The World Science Festival and New York University’s Interactive Telecommunications Program (ITP) team up to launch Science Hack Day in New York City. This two-day event will bring together scientists, designers, developers, and innovators. Hackers work in groups to mash up ideas, media, and technologies to create quick solutions: use bacteria from dollar bills to collect NYC’s genomic data, hack micro satellites to reflect sunlight, build a distributed computer simulation of the Large Hadron Collider, and much more. Join us for hacking, workshops, and the opportunity to work side-by-side with scientists. See what you can accomplish in just two days.

How It Works: Groups form after listening to pitches by scientists. Participants can stay in one group lead by a moderator, or work with others. Awards for the best hacks will be selected by a panel of judges and presented at the finale of the Science Hack Day weekend.

Anyone interested in science, contributing ideas, or hacking is welcome. No prior experience necessary. Space is limited so registration is required to this free event. When you register, please share your interests and skills, and let us know which hack you may be interested in from our list of confirmed scientists, or suggest your own. Ages 18 and above.

Learn more about the Hacks

Saturday, June 1
9:00 AM:  Check-in and Breakfast
10:00 AM: Lightning Talks (scientists pitch their proposed hacks)
11:30 AM - 10:00 PM:  Hacking

Sunday, June 2
9:00 AM:  Check-in and Breakfast
10:00 AM - 8:00 PM: Hacking
8:00 PM: Presentations & Awards

Day 1 Workshops:
ITP Prototyping Tools Workshop
Arduino Workshop

Day 2 Workshops:
3D Printing Workshop
Balloon Mapping Public Lab Workshop

Please note, the building closes at night. There is no overnight access. Participants cannot sleep over.
Science Hack Day NYC is partially supported by the Shuttleworth Foundation and NYU’s Center for Urban Science and Progress.


  • Francois Grey

    Francois Grey is a physicist by training, with a background in nanotechnology and a strong interest in science communication. He spent six years at CERN, managing IT communications. More »
  • Clay Shirky

    Clay Shirky is a leading voice on the social and economic impact of Internet technologies. Considered one of the finest thinkers on the Internet revolution, Shirky provides an insightful and optimistic view of networks, social software, and technology's effects on society. More »
  • Darlene Cavalier
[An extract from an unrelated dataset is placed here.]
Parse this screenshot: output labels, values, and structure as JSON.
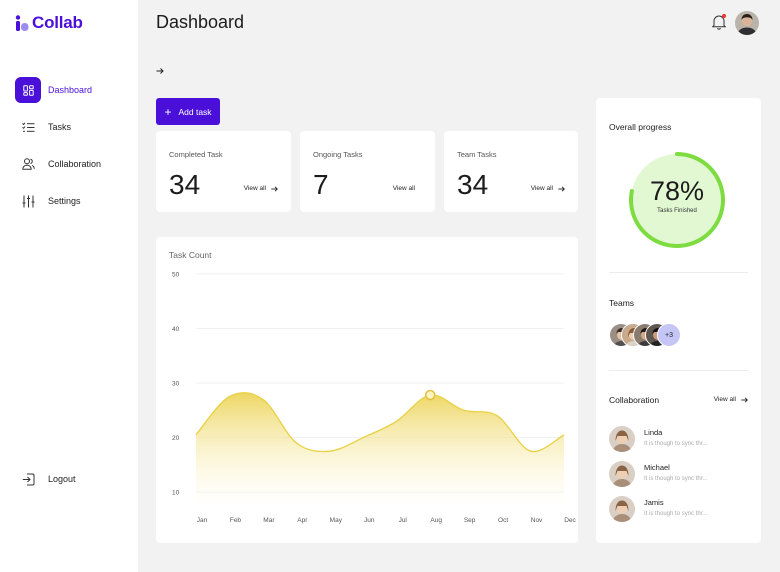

    Darlene Cavalier is the founder of SciStarter, an online citizen science community. The site is a one-stop-shop for citizen scientists and a shared space where researchers recruit participants. She is also the founder of More »


  • Tom Igoe

    Physical Computing Professor Tom Igoe is an associate arts professor at NYU’s Interactive Telecommunications Program (ITP). Coming from a background in theatre lighting design, Igoe makes tools that sense and respond to a wide range of human physical expression. More »
  • Steven E. Koonin

    Theoretical Physicist Steven E. Koonin was appointed as the founding director of NYU’s Center for Urban Science and Progress in April 2012. That consortium of academic, corporate, and government partners will pursue research and education activities to develop and demonstrate informatics technologies for urban problems in the “living laboratory” of New York City. More »
  • Beth Simone Noveck

    Professor of Policy and Technology, Author Beth Simone Noveck served in the White House as the first United States deputy chief technology officer and founder and director of the White House Open Government Initiative. UK Prime Minister David Cameron, appointed Noveck senior advisor for Open Government. More »